# PROBLEM STATEMENT
Quote the lines from the line holding "What's the underlying" to the very end of the listing, exactly, and no others.
• • • •
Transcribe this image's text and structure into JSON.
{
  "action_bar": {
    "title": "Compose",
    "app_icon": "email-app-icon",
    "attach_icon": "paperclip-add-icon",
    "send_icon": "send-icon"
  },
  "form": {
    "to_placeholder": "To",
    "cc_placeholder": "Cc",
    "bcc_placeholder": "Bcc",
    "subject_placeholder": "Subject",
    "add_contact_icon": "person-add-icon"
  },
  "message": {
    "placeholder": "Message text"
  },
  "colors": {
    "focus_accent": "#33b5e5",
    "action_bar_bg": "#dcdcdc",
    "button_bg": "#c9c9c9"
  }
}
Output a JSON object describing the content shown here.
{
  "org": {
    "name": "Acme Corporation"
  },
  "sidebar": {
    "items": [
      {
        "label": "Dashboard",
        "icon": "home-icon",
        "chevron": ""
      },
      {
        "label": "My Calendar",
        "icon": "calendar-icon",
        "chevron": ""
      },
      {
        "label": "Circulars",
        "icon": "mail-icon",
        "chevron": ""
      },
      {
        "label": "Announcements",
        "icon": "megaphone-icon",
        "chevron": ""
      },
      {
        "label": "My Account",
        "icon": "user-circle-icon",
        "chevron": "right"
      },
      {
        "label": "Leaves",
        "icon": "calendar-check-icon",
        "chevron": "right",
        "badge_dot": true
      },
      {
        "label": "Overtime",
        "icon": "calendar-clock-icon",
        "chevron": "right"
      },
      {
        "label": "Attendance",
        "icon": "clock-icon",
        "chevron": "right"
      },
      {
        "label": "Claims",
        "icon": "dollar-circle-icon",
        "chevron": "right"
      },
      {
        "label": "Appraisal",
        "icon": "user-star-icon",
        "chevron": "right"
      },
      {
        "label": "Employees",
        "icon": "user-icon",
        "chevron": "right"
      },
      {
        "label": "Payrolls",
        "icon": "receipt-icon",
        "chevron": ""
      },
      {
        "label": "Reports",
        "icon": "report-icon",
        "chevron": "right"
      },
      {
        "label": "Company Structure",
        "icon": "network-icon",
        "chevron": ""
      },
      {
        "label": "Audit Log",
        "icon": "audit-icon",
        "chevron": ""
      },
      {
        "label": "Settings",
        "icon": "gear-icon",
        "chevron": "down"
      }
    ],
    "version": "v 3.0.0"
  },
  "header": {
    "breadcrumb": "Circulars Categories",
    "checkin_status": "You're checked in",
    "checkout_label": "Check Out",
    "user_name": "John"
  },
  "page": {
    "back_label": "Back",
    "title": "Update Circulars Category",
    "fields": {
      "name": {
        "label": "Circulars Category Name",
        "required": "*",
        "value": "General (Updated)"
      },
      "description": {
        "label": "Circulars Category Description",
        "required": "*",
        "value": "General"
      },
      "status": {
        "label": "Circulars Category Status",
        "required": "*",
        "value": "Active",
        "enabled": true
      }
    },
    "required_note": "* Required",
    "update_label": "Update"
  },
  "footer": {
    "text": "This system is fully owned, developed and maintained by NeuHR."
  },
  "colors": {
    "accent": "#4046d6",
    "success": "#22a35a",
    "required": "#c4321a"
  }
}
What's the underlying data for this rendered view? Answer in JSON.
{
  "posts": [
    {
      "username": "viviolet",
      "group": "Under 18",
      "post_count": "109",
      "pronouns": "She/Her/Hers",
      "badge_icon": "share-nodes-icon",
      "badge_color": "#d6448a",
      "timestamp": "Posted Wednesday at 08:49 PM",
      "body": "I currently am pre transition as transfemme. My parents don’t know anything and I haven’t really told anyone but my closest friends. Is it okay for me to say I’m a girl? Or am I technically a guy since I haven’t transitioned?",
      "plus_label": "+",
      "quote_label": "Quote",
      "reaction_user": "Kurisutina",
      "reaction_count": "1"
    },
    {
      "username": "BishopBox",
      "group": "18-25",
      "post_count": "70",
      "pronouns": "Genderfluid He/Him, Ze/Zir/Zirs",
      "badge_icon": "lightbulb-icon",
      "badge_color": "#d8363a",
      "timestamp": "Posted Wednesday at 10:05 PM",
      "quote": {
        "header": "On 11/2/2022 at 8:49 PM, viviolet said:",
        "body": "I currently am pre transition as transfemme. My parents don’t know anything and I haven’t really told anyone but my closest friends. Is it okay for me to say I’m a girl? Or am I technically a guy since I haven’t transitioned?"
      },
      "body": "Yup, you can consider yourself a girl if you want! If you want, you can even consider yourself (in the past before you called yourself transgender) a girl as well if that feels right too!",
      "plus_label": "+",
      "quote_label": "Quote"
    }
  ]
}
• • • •
# RESPONSE AREA
What's the underlying data for this rendered view? Answer in JSON.
{
  "posts": [
    {
      "username": "viviolet",
      "group": "Under 18",
      "post_count": "109",
      "pronouns": "She/Her/Hers",
      "badge_icon": "share-nodes-icon",
      "badge_color": "#d6448a",
      "timestamp": "Posted Wednesday at 08:49 PM",
      "body": "I currently am pre transition as transfemme. My parents don’t know anything and I haven’t really told anyone but my closest friends. Is it okay for me to say I’m a girl? Or am I technically a guy since I haven’t transitioned?",
      "plus_label": "+",
      "quote_label": "Quote",
      "reaction_user": "Kurisutina",
      "reaction_count": "1"
    },
    {
      "username": "BishopBox",
      "group": "18-25",
      "post_count": "70",
      "pronouns": "Genderfluid He/Him, Ze/Zir/Zirs",
      "badge_icon": "lightbulb-icon",
      "badge_color": "#d8363a",
      "timestamp": "Posted Wednesday at 10:05 PM",
      "quote": {
        "header": "On 11/2/2022 at 8:49 PM, viviolet said:",
        "body": "I currently am pre transition as transfemme. My parents don’t know anything and I haven’t really told anyone but my closest friends. Is it okay for me to say I’m a girl? Or am I technically a guy since I haven’t transitioned?"
      },
      "body": "Yup, you can consider yourself a girl if you want! If you want, you can even consider yourself (in the past before you called yourself transgender) a girl as well if that feels right too!",
      "plus_label": "+",
      "quote_label": "Quote"
    }
  ]
}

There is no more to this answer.